Dataset entries:
________________________

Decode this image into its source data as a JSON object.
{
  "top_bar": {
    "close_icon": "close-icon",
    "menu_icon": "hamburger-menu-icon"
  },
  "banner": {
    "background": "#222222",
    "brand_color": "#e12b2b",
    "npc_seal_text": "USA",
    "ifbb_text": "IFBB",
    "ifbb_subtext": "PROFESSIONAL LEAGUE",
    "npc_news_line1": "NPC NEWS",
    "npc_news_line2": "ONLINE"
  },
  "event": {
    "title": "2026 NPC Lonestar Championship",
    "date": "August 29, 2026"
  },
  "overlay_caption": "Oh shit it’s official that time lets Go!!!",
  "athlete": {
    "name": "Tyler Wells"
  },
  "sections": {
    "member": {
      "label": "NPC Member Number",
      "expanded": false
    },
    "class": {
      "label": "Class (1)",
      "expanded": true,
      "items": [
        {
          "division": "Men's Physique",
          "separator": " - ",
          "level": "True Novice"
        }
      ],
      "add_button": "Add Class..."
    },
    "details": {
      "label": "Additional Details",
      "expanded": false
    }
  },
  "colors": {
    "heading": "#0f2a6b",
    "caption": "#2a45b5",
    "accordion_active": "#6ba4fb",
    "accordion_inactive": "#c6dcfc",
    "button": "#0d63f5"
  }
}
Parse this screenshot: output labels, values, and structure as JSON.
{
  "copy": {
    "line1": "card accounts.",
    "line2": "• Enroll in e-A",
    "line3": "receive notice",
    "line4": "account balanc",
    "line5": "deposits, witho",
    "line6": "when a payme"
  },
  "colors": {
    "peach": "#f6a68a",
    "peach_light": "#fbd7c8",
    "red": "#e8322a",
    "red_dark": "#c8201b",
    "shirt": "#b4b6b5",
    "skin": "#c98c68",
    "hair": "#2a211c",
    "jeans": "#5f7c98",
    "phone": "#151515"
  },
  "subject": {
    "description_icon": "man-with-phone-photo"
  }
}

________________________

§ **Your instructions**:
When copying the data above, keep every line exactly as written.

§ **Solution below**:
Decode this image into its source data as a JSON object.
{
  "top_bar": {
    "close_icon": "close-icon",
    "menu_icon": "hamburger-menu-icon"
  },
  "banner": {
    "background": "#222222",
    "brand_color": "#e12b2b",
    "npc_seal_text": "USA",
    "ifbb_text": "IFBB",
    "ifbb_subtext": "PROFESSIONAL LEAGUE",
    "npc_news_line1": "NPC NEWS",
    "npc_news_line2": "ONLINE"
  },
  "event": {
    "title": "2026 NPC Lonestar Championship",
    "date": "August 29, 2026"
  },
  "overlay_caption": "Oh shit it’s official that time lets Go!!!",
  "athlete": {
    "name": "Tyler Wells"
  },
  "sections": {
    "member": {
      "label": "NPC Member Number",
      "expanded": false
    },
    "class": {
      "label": "Class (1)",
      "expanded": true,
      "items": [
        {
          "division": "Men's Physique",
          "separator": " - ",
          "level": "True Novice"
        }
      ],
      "add_button": "Add Class..."
    },
    "details": {
      "label": "Additional Details",
      "expanded": false
    }
  },
  "colors": {
    "heading": "#0f2a6b",
    "caption": "#2a45b5",
    "accordion_active": "#6ba4fb",
    "accordion_inactive": "#c6dcfc",
    "button": "#0d63f5"
  }
}
Parse this screenshot: output labels, values, and structure as JSON.
{
  "copy": {
    "line1": "card accounts.",
    "line2": "• Enroll in e-A",
    "line3": "receive notice",
    "line4": "account balanc",
    "line5": "deposits, witho",
    "line6": "when a payme"
  },
  "colors": {
    "peach": "#f6a68a",
    "peach_light": "#fbd7c8",
    "red": "#e8322a",
    "red_dark": "#c8201b",
    "shirt": "#b4b6b5",
    "skin": "#c98c68",
    "hair": "#2a211c",
    "jeans": "#5f7c98",
    "phone": "#151515"
  },
  "subject": {
    "description_icon": "man-with-phone-photo"
  }
}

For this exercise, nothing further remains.